Heart disease affects millions of people in the United States. It is used as an expansive term to cover the wide range of diseases and conditions that can affect the heart health of individuals. Although it takes work, heart disease can be improved and even reversed. You can see great benefits by changing certain parts of your lifestyle and making simple, long-term changes.
Cigarettes are full of carcinogens that are deadly to anyone. However, in a person with heart disease, smoking will cause additional damage to the heart. The Mayo Clinic reports that the nicotine in cigarette smoke reduces the amount of oxygen in the blood. This can damage blood vessels and cause additional problems for a person with an already compromised heart.
If you have heart disease, you have to maintain a heart-healthy diet by eating fresh fruits, vegetables and grains. Eating foods high in fiber but low in sugar and fat is critical if you want to reverse heart disease damage. In addition, exercising at least 30 minutes a day is another suggestion many physicians make to help with reversing heart disease. Exercise is helpful in several ways. It can help keep your body weight in a healthy range. It also can help to reduce cholesterol levels, keep blood pressure under control and reduce stress levels.
Cholesterol reduction is an important aspect of reversing heart disease. Keeping a close track of your cholesterol levels is very important because high cholesterol causes arteries to become clogged with plaque. This causes blood flow to be restricted. High cholesterol can lead to future heart attacks, which can cause even more problems for someone who already suffers from heart disease. Therefore, keeping cholesterol levels under 100 mg/dl is the best option for people with heart disease.

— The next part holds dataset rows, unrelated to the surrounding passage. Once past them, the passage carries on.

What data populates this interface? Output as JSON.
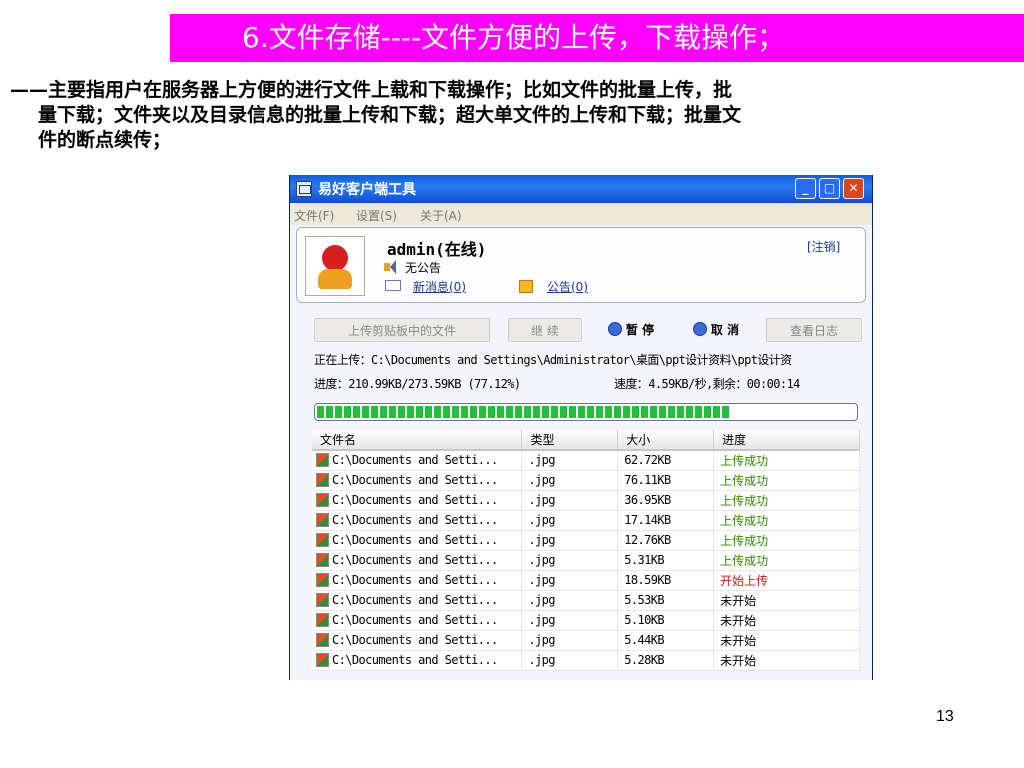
{
  "slide": {
    "title": "6.文件存储----文件方便的上传，下载操作；",
    "desc_line1": "——主要指用户在服务器上方便的进行文件上载和下载操作；比如文件的批量上传，批",
    "desc_line2": "量下载；文件夹以及目录信息的批量上传和下载；超大单文件的上传和下载；批量文",
    "desc_line3": "件的断点续传；",
    "page_number": "13",
    "banner_color": "#ff00ff"
  },
  "window": {
    "title": "易好客户端工具",
    "controls": {
      "minimize": "_",
      "maximize": "□",
      "close": "✕"
    },
    "menu": [
      "文件(F)",
      "设置(S)",
      "关于(A)"
    ]
  },
  "user": {
    "name": "admin(在线)",
    "logout": "[注销]",
    "notice": "无公告",
    "messages": "新消息(0)",
    "bulletins": "公告(0)"
  },
  "actions": {
    "upload_clipboard": "上传剪贴板中的文件",
    "resume": "继 续",
    "pause": "暂 停",
    "cancel": "取 消",
    "view_log": "查看日志"
  },
  "transfer": {
    "uploading": "正在上传：C:\\Documents and Settings\\Administrator\\桌面\\ppt设计资料\\ppt设计资",
    "progress_text": "进度：210.99KB/273.59KB (77.12%)",
    "speed_text": "速度：4.59KB/秒,剩余：00:00:14",
    "progress_fraction": 0.77
  },
  "table": {
    "headers": [
      "文件名",
      "类型",
      "大小",
      "进度"
    ],
    "rows": [
      {
        "name": "C:\\Documents and Setti...",
        "type": ".jpg",
        "size": "62.72KB",
        "status": "上传成功",
        "state": "ok"
      },
      {
        "name": "C:\\Documents and Setti...",
        "type": ".jpg",
        "size": "76.11KB",
        "status": "上传成功",
        "state": "ok"
      },
      {
        "name": "C:\\Documents and Setti...",
        "type": ".jpg",
        "size": "36.95KB",
        "status": "上传成功",
        "state": "ok"
      },
      {
        "name": "C:\\Documents and Setti...",
        "type": ".jpg",
        "size": "17.14KB",
        "status": "上传成功",
        "state": "ok"
      },
      {
        "name": "C:\\Documents and Setti...",
        "type": ".jpg",
        "size": "12.76KB",
        "status": "上传成功",
        "state": "ok"
      },
      {
        "name": "C:\\Documents and Setti...",
        "type": ".jpg",
        "size": "5.31KB",
        "status": "上传成功",
        "state": "ok"
      },
      {
        "name": "C:\\Documents and Setti...",
        "type": ".jpg",
        "size": "18.59KB",
        "status": "开始上传",
        "state": "start"
      },
      {
        "name": "C:\\Documents and Setti...",
        "type": ".jpg",
        "size": "5.53KB",
        "status": "未开始",
        "state": "wait"
      },
      {
        "name": "C:\\Documents and Setti...",
        "type": ".jpg",
        "size": "5.10KB",
        "status": "未开始",
        "state": "wait"
      },
      {
        "name": "C:\\Documents and Setti...",
        "type": ".jpg",
        "size": "5.44KB",
        "status": "未开始",
        "state": "wait"
      },
      {
        "name": "C:\\Documents and Setti...",
        "type": ".jpg",
        "size": "5.28KB",
        "status": "未开始",
        "state": "wait"
      }
    ]
  }
}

High blood pressure causes the heart to work in overdrive. Overuse of the heart causes the heart to become enlarged and thickened, which causes the heart to become additionally diseased and unable to pump the blood the body needs. As a result, keeping your blood pressure below 120/80 is preferred by most physicians. Blood pressure, along with other risk factors such as obesity or diabetes, can be a deadly combination.
In research being done by Christine S. Moravec, Ph.D., it has been shown that using left ventricular assistive device (LVADs) can help reverse some cases of heart disease. LVADs are mechanical heart pumps that are implanted to provide assistance for patients suffering from severe heart disease and awaiting heart transplants. According to the American Heart Association, LVADs also are showing great promise in improving heart disease because they help the heart to pump the blood and improve the condition of the heart.